When a line below contains the word "time", copy that line.
(Task data)
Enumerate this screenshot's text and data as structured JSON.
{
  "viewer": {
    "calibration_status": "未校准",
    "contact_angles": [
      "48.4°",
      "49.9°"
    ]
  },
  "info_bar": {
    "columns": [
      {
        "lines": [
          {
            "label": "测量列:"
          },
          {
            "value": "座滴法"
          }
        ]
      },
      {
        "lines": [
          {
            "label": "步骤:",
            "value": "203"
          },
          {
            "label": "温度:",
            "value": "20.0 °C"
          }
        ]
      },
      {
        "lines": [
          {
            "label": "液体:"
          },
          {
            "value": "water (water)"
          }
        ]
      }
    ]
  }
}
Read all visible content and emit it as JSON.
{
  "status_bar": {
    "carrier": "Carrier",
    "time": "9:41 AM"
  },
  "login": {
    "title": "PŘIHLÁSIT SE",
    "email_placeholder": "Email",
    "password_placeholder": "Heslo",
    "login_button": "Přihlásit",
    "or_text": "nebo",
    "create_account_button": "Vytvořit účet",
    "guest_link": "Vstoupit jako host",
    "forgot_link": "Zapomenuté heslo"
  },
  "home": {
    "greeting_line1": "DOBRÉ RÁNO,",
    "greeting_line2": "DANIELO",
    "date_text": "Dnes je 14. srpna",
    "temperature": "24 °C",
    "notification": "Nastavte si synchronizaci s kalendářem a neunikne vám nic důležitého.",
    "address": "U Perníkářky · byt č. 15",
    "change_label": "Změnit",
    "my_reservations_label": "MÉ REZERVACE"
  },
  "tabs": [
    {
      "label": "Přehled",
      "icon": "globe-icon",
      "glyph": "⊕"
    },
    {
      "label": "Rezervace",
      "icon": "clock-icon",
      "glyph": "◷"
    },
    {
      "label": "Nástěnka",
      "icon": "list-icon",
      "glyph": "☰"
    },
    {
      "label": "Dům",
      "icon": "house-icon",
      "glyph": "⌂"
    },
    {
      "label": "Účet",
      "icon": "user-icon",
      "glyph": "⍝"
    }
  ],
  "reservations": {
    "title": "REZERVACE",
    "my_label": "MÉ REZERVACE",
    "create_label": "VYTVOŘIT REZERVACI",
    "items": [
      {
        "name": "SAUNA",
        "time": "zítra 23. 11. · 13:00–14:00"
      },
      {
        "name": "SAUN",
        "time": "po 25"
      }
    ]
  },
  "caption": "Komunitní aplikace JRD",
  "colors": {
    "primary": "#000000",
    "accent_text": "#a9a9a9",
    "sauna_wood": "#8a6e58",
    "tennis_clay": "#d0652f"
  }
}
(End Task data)
*Problem solution*:
    "time": "9:41 AM"
        "time": "zítra 23. 11. · 13:00–14:00"
        "time": "po 25"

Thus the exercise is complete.